• TASK REQUIREMENTS:
Repeat every record exactly as written, but leave out the pictures.

• TASK DATA:
####

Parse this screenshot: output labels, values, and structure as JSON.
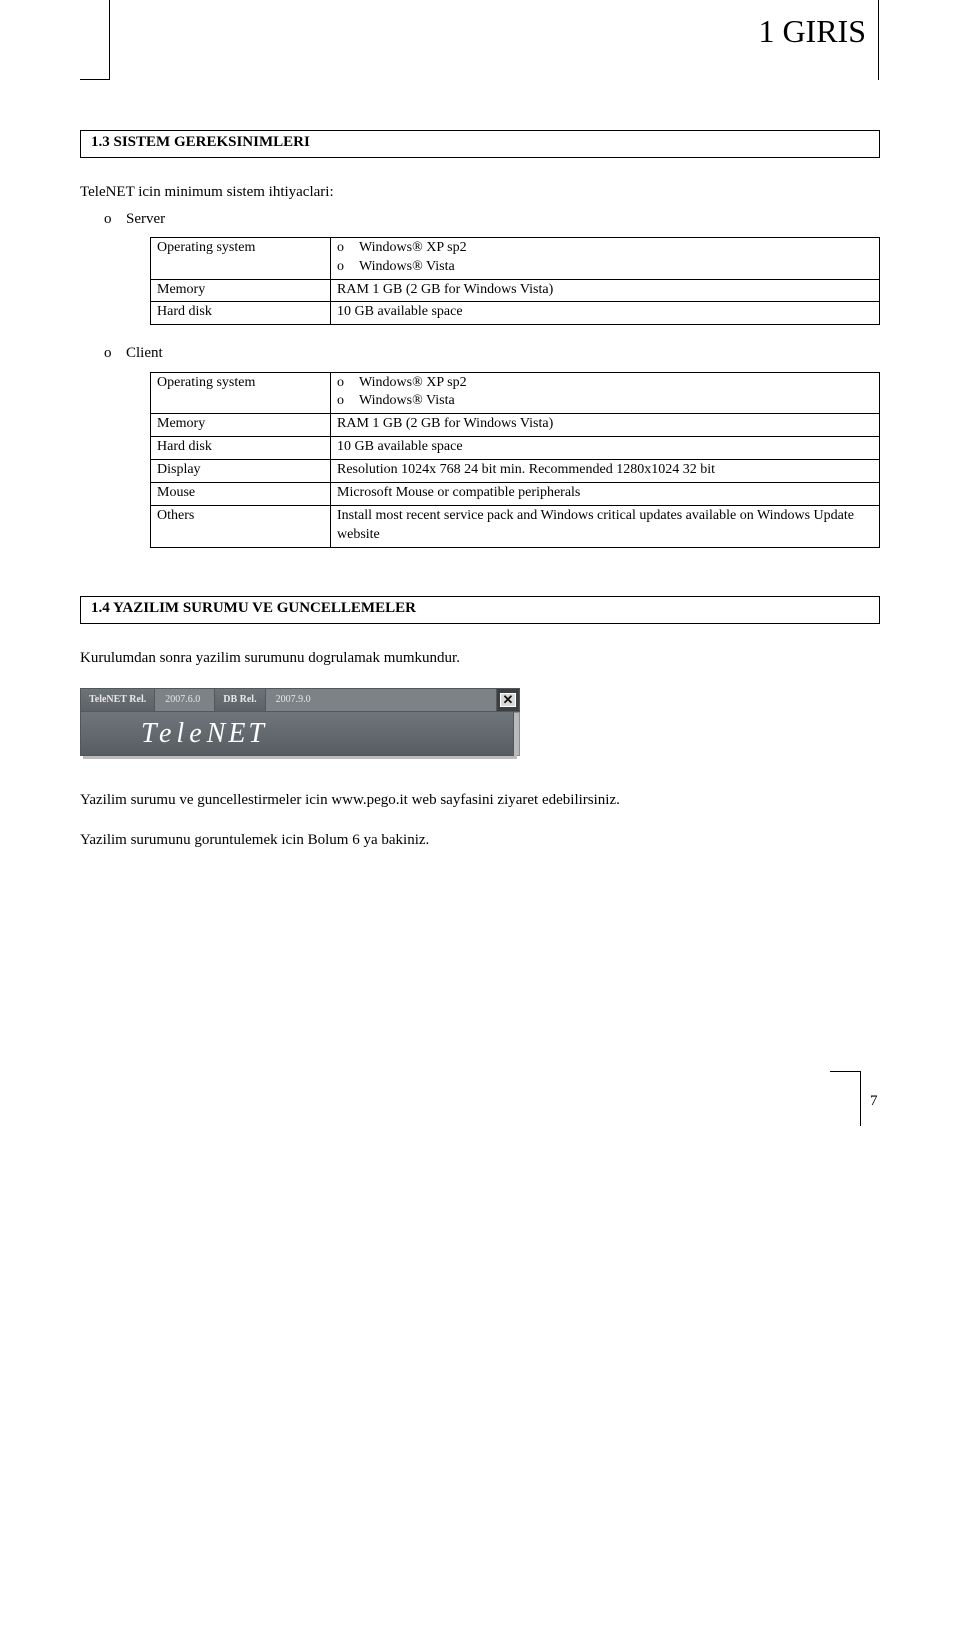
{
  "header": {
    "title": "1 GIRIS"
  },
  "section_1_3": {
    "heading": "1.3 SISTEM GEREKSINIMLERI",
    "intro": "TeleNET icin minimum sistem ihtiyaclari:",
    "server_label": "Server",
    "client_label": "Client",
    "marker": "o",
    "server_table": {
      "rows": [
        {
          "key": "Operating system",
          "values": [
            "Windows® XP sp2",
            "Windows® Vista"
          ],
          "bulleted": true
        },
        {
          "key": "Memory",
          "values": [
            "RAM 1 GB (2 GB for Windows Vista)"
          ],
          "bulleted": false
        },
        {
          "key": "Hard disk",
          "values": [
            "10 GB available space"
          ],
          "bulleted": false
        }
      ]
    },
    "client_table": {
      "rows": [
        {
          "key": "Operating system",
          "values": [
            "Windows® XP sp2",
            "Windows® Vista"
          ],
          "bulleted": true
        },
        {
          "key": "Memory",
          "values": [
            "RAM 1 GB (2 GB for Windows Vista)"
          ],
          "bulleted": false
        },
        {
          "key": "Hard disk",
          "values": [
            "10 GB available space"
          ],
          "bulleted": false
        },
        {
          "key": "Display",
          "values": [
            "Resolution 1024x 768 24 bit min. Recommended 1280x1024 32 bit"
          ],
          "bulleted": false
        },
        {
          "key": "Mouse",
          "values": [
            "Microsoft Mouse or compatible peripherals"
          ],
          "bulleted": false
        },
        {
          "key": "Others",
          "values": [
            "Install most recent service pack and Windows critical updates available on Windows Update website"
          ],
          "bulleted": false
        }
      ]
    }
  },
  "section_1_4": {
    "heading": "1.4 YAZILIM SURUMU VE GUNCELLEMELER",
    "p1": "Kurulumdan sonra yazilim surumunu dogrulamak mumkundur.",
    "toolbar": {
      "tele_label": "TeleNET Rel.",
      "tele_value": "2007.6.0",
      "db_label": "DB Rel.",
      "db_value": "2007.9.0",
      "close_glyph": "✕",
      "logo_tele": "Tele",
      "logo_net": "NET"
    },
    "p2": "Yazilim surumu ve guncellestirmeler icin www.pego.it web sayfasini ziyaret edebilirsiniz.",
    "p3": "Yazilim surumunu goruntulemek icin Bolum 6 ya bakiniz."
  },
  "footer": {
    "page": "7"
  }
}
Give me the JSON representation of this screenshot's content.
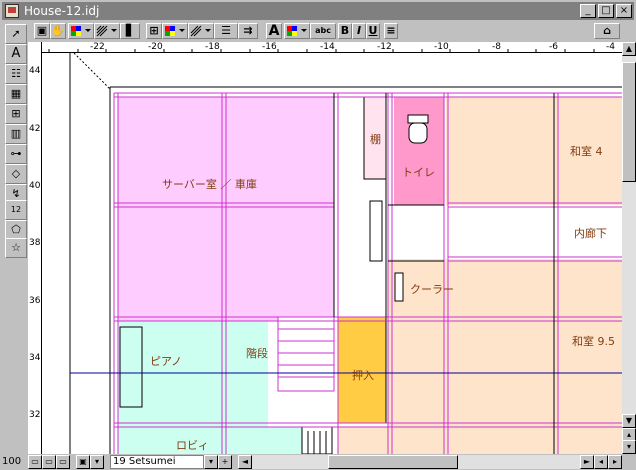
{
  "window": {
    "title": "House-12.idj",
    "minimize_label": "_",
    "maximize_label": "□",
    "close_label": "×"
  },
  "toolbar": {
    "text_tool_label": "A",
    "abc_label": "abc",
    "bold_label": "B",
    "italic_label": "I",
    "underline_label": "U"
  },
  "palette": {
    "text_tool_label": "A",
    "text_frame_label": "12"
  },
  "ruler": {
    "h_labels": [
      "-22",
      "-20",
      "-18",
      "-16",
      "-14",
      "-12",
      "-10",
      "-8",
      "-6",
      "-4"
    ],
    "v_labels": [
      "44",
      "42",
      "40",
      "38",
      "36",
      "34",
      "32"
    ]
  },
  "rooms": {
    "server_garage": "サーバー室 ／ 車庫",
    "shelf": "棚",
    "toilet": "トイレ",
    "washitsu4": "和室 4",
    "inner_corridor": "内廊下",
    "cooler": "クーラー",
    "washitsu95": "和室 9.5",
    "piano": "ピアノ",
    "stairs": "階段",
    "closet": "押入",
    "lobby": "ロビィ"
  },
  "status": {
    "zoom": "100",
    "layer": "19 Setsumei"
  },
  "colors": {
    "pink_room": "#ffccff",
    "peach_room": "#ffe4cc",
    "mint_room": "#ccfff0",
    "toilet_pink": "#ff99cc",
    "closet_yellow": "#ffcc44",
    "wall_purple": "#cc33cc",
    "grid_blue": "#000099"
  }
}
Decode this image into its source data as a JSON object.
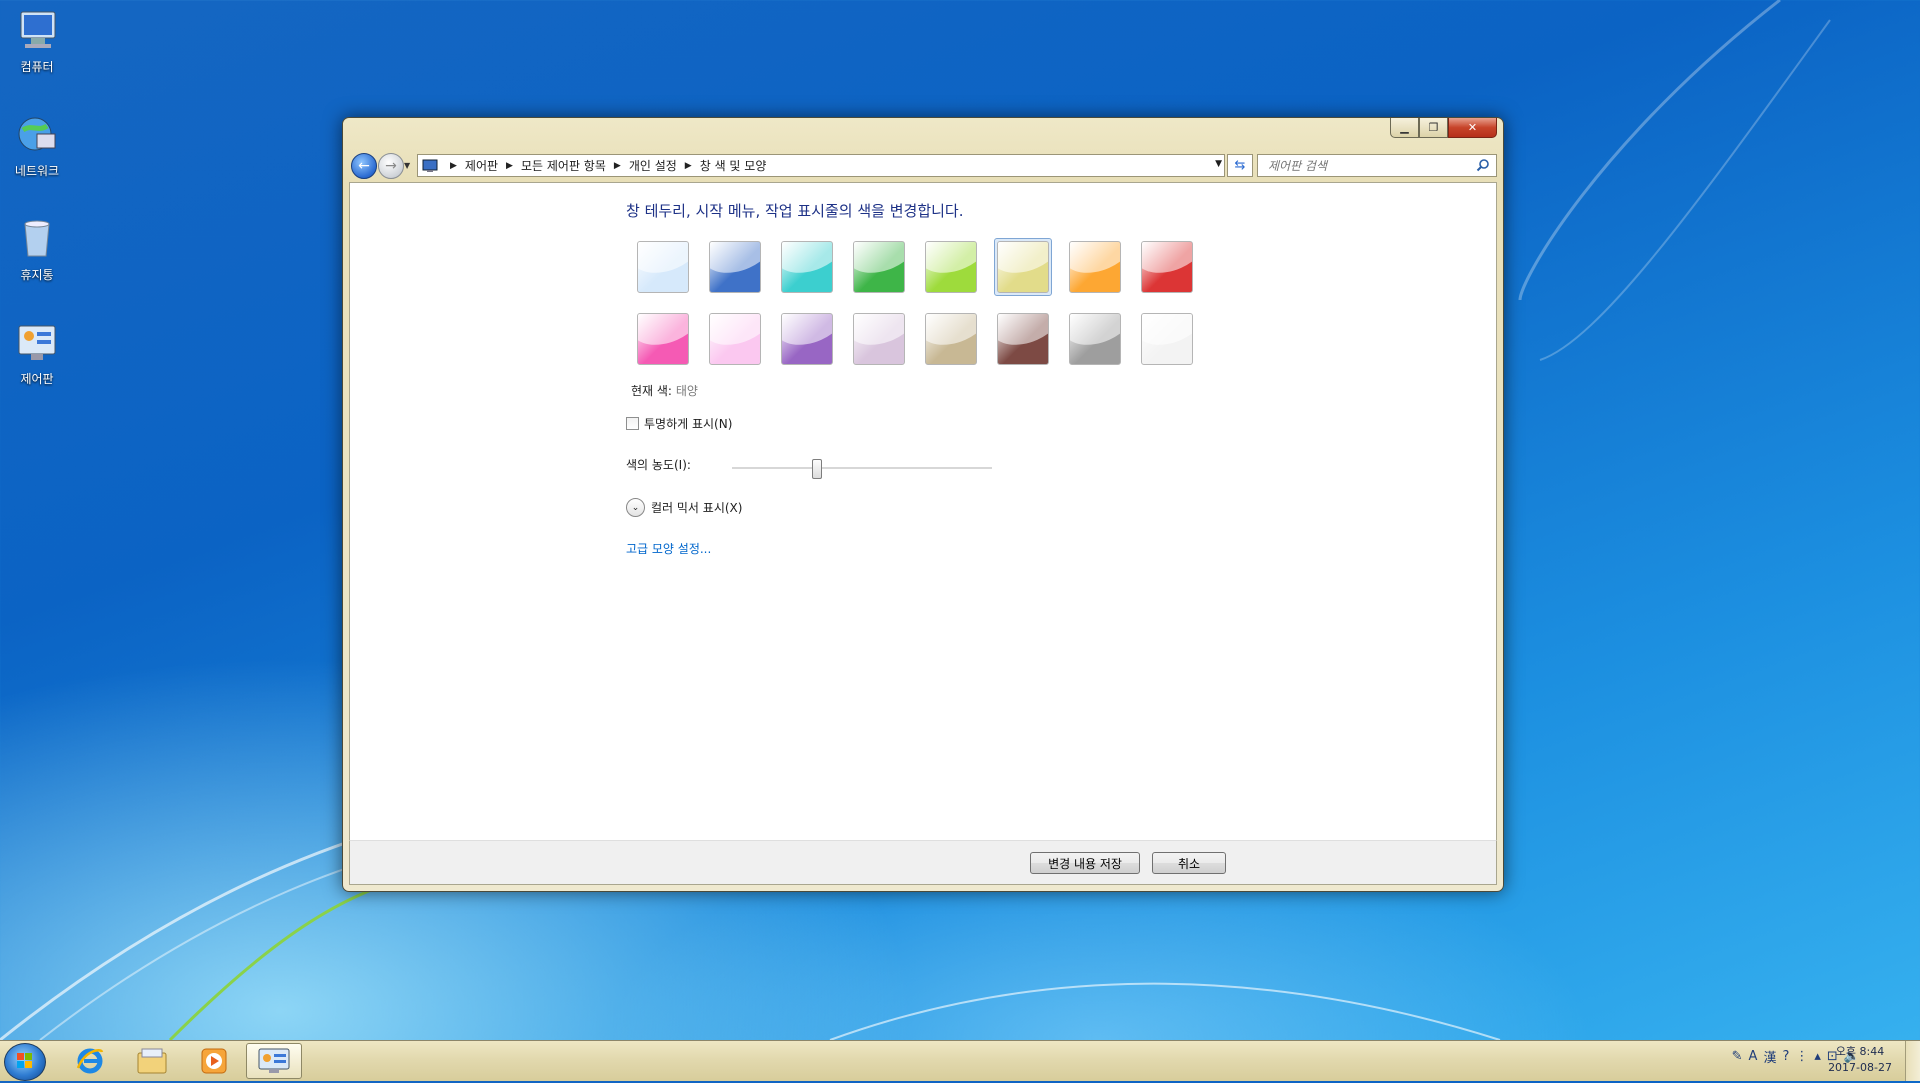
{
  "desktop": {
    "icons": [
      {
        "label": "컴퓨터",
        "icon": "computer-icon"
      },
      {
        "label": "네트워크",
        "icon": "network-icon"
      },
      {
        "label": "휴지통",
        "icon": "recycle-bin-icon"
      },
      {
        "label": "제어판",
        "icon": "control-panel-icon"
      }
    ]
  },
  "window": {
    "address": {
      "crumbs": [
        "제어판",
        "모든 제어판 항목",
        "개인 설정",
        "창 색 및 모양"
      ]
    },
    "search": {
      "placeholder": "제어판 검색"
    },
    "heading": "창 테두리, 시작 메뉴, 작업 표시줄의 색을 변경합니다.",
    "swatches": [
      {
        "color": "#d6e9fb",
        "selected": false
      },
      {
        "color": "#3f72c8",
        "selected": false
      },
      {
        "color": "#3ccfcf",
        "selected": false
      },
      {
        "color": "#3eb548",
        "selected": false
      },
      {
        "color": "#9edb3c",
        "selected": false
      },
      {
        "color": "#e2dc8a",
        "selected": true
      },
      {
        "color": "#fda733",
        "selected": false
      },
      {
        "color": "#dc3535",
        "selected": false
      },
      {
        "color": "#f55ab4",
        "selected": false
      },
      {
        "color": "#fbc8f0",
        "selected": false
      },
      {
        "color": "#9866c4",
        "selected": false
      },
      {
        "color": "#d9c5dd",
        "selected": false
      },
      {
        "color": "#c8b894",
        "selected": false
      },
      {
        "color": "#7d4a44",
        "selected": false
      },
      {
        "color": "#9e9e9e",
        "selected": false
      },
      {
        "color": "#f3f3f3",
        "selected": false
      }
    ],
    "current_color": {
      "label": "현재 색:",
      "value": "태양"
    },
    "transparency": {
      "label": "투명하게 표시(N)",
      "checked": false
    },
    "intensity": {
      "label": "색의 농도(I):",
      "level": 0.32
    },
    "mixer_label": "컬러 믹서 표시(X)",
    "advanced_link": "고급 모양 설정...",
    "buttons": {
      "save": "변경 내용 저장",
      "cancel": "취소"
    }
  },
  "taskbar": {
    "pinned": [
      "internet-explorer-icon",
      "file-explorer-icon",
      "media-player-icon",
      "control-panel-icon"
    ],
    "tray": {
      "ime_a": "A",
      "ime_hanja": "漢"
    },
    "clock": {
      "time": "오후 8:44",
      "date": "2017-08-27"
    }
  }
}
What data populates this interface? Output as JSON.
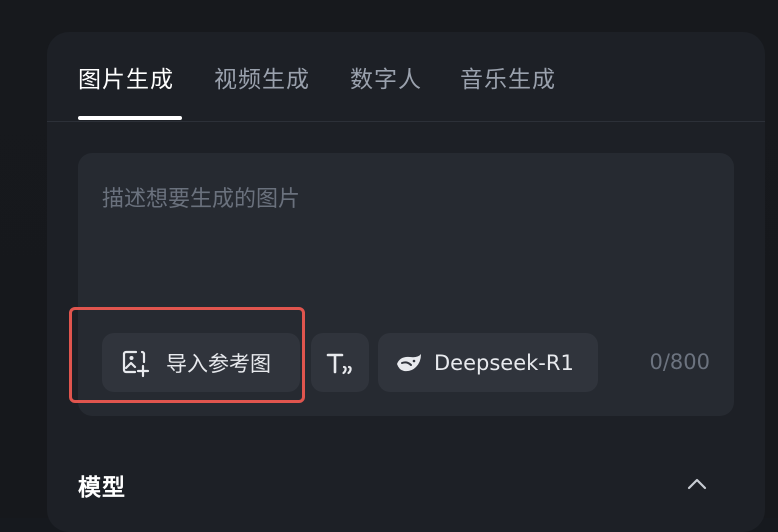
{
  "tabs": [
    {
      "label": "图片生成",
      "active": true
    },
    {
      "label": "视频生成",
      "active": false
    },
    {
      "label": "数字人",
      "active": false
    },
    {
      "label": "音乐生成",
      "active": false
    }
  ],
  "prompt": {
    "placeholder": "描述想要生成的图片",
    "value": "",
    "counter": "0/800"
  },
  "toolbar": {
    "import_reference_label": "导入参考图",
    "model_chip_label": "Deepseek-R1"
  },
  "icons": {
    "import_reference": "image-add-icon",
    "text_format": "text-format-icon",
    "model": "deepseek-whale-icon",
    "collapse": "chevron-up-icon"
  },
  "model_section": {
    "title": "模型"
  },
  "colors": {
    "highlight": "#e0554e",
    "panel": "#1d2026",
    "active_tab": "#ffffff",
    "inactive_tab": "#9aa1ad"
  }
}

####

• RESPONSE:
Parse this screenshot: output labels, values, and structure as JSON.
{
  "header": {
    "title": "1 GIRIS"
  },
  "section_1_3": {
    "heading": "1.3 SISTEM GEREKSINIMLERI",
    "intro": "TeleNET icin minimum sistem ihtiyaclari:",
    "server_label": "Server",
    "client_label": "Client",
    "marker": "o",
    "server_table": {
      "rows": [
        {
          "key": "Operating system",
          "values": [
            "Windows® XP sp2",
            "Windows® Vista"
          ],
          "bulleted": true
        },
        {
          "key": "Memory",
          "values": [
            "RAM 1 GB (2 GB for Windows Vista)"
          ],
          "bulleted": false
        },
        {
          "key": "Hard disk",
          "values": [
            "10 GB available space"
          ],
          "bulleted": false
        }
      ]
    },
    "client_table": {
      "rows": [
        {
          "key": "Operating system",
          "values": [
            "Windows® XP sp2",
            "Windows® Vista"
          ],
          "bulleted": true
        },
        {
          "key": "Memory",
          "values": [
            "RAM 1 GB (2 GB for Windows Vista)"
          ],
          "bulleted": false
        },
        {
          "key": "Hard disk",
          "values": [
            "10 GB available space"
          ],
          "bulleted": false
        },
        {
          "key": "Display",
          "values": [
            "Resolution 1024x 768 24 bit min. Recommended 1280x1024 32 bit"
          ],
          "bulleted": false
        },
        {
          "key": "Mouse",
          "values": [
            "Microsoft Mouse or compatible peripherals"
          ],
          "bulleted": false
        },
        {
          "key": "Others",
          "values": [
            "Install most recent service pack and Windows critical updates available on Windows Update website"
          ],
          "bulleted": false
        }
      ]
    }
  },
  "section_1_4": {
    "heading": "1.4 YAZILIM SURUMU VE GUNCELLEMELER",
    "p1": "Kurulumdan sonra yazilim surumunu dogrulamak mumkundur.",
    "toolbar": {
      "tele_label": "TeleNET Rel.",
      "tele_value": "2007.6.0",
      "db_label": "DB Rel.",
      "db_value": "2007.9.0",
      "close_glyph": "✕",
      "logo_tele": "Tele",
      "logo_net": "NET"
    },
    "p2": "Yazilim surumu ve guncellestirmeler icin www.pego.it web sayfasini ziyaret edebilirsiniz.",
    "p3": "Yazilim surumunu goruntulemek icin Bolum 6 ya bakiniz."
  },
  "footer": {
    "page": "7"
  }
}
Give me the JSON representation of this screenshot's content.
{
  "window": {
    "title": "House-12.idj",
    "minimize_label": "_",
    "maximize_label": "□",
    "close_label": "×"
  },
  "toolbar": {
    "text_tool_label": "A",
    "abc_label": "abc",
    "bold_label": "B",
    "italic_label": "I",
    "underline_label": "U"
  },
  "palette": {
    "text_tool_label": "A",
    "text_frame_label": "12"
  },
  "ruler": {
    "h_labels": [
      "-22",
      "-20",
      "-18",
      "-16",
      "-14",
      "-12",
      "-10",
      "-8",
      "-6",
      "-4"
    ],
    "v_labels": [
      "44",
      "42",
      "40",
      "38",
      "36",
      "34",
      "32"
    ]
  },
  "rooms": {
    "server_garage": "サーバー室 ／ 車庫",
    "shelf": "棚",
    "toilet": "トイレ",
    "washitsu4": "和室 4",
    "inner_corridor": "内廊下",
    "cooler": "クーラー",
    "washitsu95": "和室 9.5",
    "piano": "ピアノ",
    "stairs": "階段",
    "closet": "押入",
    "lobby": "ロビィ"
  },
  "status": {
    "zoom": "100",
    "layer": "19 Setsumei"
  },
  "colors": {
    "pink_room": "#ffccff",
    "peach_room": "#ffe4cc",
    "mint_room": "#ccfff0",
    "toilet_pink": "#ff99cc",
    "closet_yellow": "#ffcc44",
    "wall_purple": "#cc33cc",
    "grid_blue": "#000099"
  }
}
Decode this image into its source data as a JSON object.
{
  "desktop": {
    "icons": [
      {
        "label": "컴퓨터",
        "icon": "computer-icon"
      },
      {
        "label": "네트워크",
        "icon": "network-icon"
      },
      {
        "label": "휴지통",
        "icon": "recycle-bin-icon"
      },
      {
        "label": "제어판",
        "icon": "control-panel-icon"
      }
    ]
  },
  "window": {
    "address": {
      "crumbs": [
        "제어판",
        "모든 제어판 항목",
        "개인 설정",
        "창 색 및 모양"
      ]
    },
    "search": {
      "placeholder": "제어판 검색"
    },
    "heading": "창 테두리, 시작 메뉴, 작업 표시줄의 색을 변경합니다.",
    "swatches": [
      {
        "color": "#d6e9fb",
        "selected": false
      },
      {
        "color": "#3f72c8",
        "selected": false
      },
      {
        "color": "#3ccfcf",
        "selected": false
      },
      {
        "color": "#3eb548",
        "selected": false
      },
      {
        "color": "#9edb3c",
        "selected": false
      },
      {
        "color": "#e2dc8a",
        "selected": true
      },
      {
        "color": "#fda733",
        "selected": false
      },
      {
        "color": "#dc3535",
        "selected": false
      },
      {
        "color": "#f55ab4",
        "selected": false
      },
      {
        "color": "#fbc8f0",
        "selected": false
      },
      {
        "color": "#9866c4",
        "selected": false
      },
      {
        "color": "#d9c5dd",
        "selected": false
      },
      {
        "color": "#c8b894",
        "selected": false
      },
      {
        "color": "#7d4a44",
        "selected": false
      },
      {
        "color": "#9e9e9e",
        "selected": false
      },
      {
        "color": "#f3f3f3",
        "selected": false
      }
    ],
    "current_color": {
      "label": "현재 색:",
      "value": "태양"
    },
    "transparency": {
      "label": "투명하게 표시(N)",
      "checked": false
    },
    "intensity": {
      "label": "색의 농도(I):",
      "level": 0.32
    },
    "mixer_label": "컬러 믹서 표시(X)",
    "advanced_link": "고급 모양 설정...",
    "buttons": {
      "save": "변경 내용 저장",
      "cancel": "취소"
    }
  },
  "taskbar": {
    "pinned": [
      "internet-explorer-icon",
      "file-explorer-icon",
      "media-player-icon",
      "control-panel-icon"
    ],
    "tray": {
      "ime_a": "A",
      "ime_hanja": "漢"
    },
    "clock": {
      "time": "오후 8:44",
      "date": "2017-08-27"
    }
  }
}
What data populates this interface? Output as JSON.
{
  "tabs": [
    {
      "label": "图片生成",
      "active": true
    },
    {
      "label": "视频生成",
      "active": false
    },
    {
      "label": "数字人",
      "active": false
    },
    {
      "label": "音乐生成",
      "active": false
    }
  ],
  "prompt": {
    "placeholder": "描述想要生成的图片",
    "value": "",
    "counter": "0/800"
  },
  "toolbar": {
    "import_reference_label": "导入参考图",
    "model_chip_label": "Deepseek-R1"
  },
  "icons": {
    "import_reference": "image-add-icon",
    "text_format": "text-format-icon",
    "model": "deepseek-whale-icon",
    "collapse": "chevron-up-icon"
  },
  "model_section": {
    "title": "模型"
  },
  "colors": {
    "highlight": "#e0554e",
    "panel": "#1d2026",
    "active_tab": "#ffffff",
    "inactive_tab": "#9aa1ad"
  }
}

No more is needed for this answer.